%%

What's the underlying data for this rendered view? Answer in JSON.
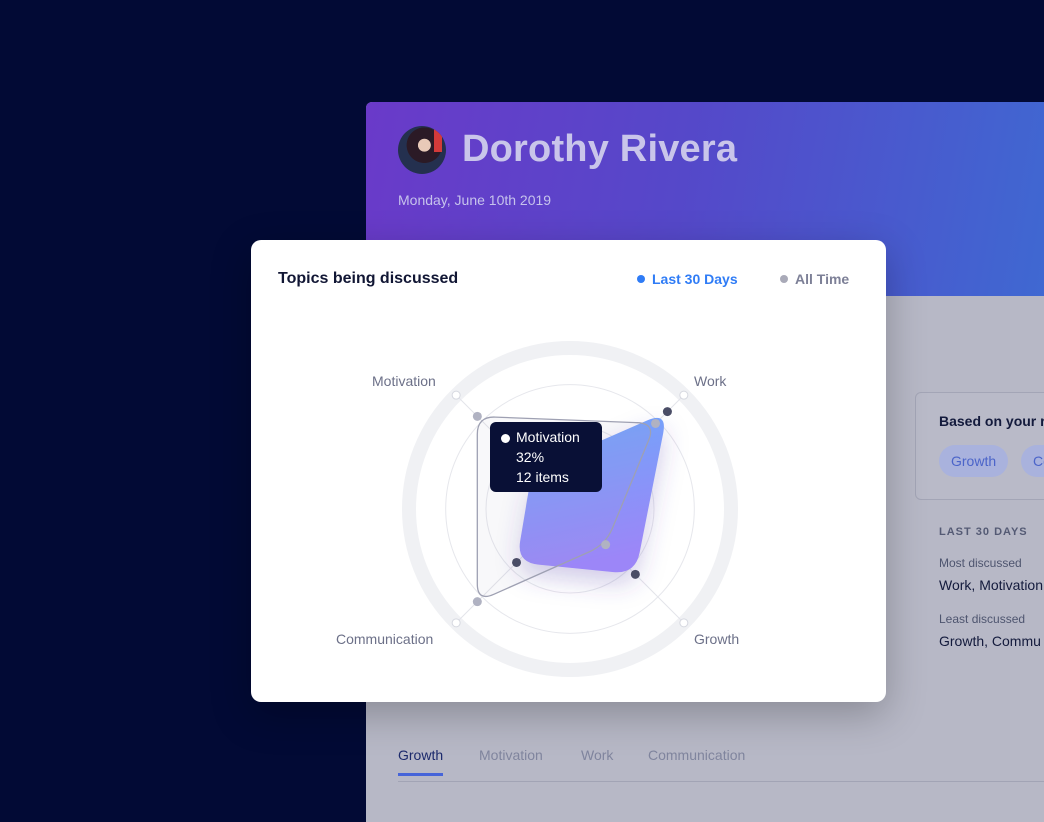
{
  "profile": {
    "name": "Dorothy Rivera",
    "date": "Monday, June 10th 2019"
  },
  "recommendations": {
    "title": "Based on your r",
    "chips": [
      "Growth",
      "Co"
    ]
  },
  "stats": {
    "heading": "LAST 30 DAYS",
    "most_label": "Most discussed",
    "most_value": "Work, Motivation",
    "least_label": "Least discussed",
    "least_value": "Growth, Commu"
  },
  "tabs": [
    "Growth",
    "Motivation",
    "Work",
    "Communication"
  ],
  "card": {
    "title": "Topics being discussed",
    "legend": [
      {
        "label": "Last 30 Days",
        "color": "#2f7cf6"
      },
      {
        "label": "All Time",
        "color": "#a9aab8"
      }
    ],
    "tooltip": {
      "topic": "Motivation",
      "percent": "32%",
      "items": "12 items"
    }
  },
  "chart_data": {
    "type": "radar",
    "title": "Topics being discussed",
    "axes": [
      "Motivation",
      "Work",
      "Growth",
      "Communication"
    ],
    "rmax": 1,
    "series": [
      {
        "name": "Last 30 Days",
        "values": [
          0.32,
          0.82,
          0.55,
          0.45
        ],
        "color": "#7f8ff7"
      },
      {
        "name": "All Time",
        "values": [
          0.78,
          0.72,
          0.3,
          0.78
        ],
        "color": "#a9aab8"
      }
    ]
  }
}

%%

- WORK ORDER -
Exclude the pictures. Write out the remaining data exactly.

- EXERCISE RESPONSE -
What's the underlying data for this rendered view? Answer in JSON.
{
  "profile": {
    "name": "Dorothy Rivera",
    "date": "Monday, June 10th 2019"
  },
  "recommendations": {
    "title": "Based on your r",
    "chips": [
      "Growth",
      "Co"
    ]
  },
  "stats": {
    "heading": "LAST 30 DAYS",
    "most_label": "Most discussed",
    "most_value": "Work, Motivation",
    "least_label": "Least discussed",
    "least_value": "Growth, Commu"
  },
  "tabs": [
    "Growth",
    "Motivation",
    "Work",
    "Communication"
  ],
  "card": {
    "title": "Topics being discussed",
    "legend": [
      {
        "label": "Last 30 Days",
        "color": "#2f7cf6"
      },
      {
        "label": "All Time",
        "color": "#a9aab8"
      }
    ],
    "tooltip": {
      "topic": "Motivation",
      "percent": "32%",
      "items": "12 items"
    }
  },
  "chart_data": {
    "type": "radar",
    "title": "Topics being discussed",
    "axes": [
      "Motivation",
      "Work",
      "Growth",
      "Communication"
    ],
    "rmax": 1,
    "series": [
      {
        "name": "Last 30 Days",
        "values": [
          0.32,
          0.82,
          0.55,
          0.45
        ],
        "color": "#7f8ff7"
      },
      {
        "name": "All Time",
        "values": [
          0.78,
          0.72,
          0.3,
          0.78
        ],
        "color": "#a9aab8"
      }
    ]
  }
}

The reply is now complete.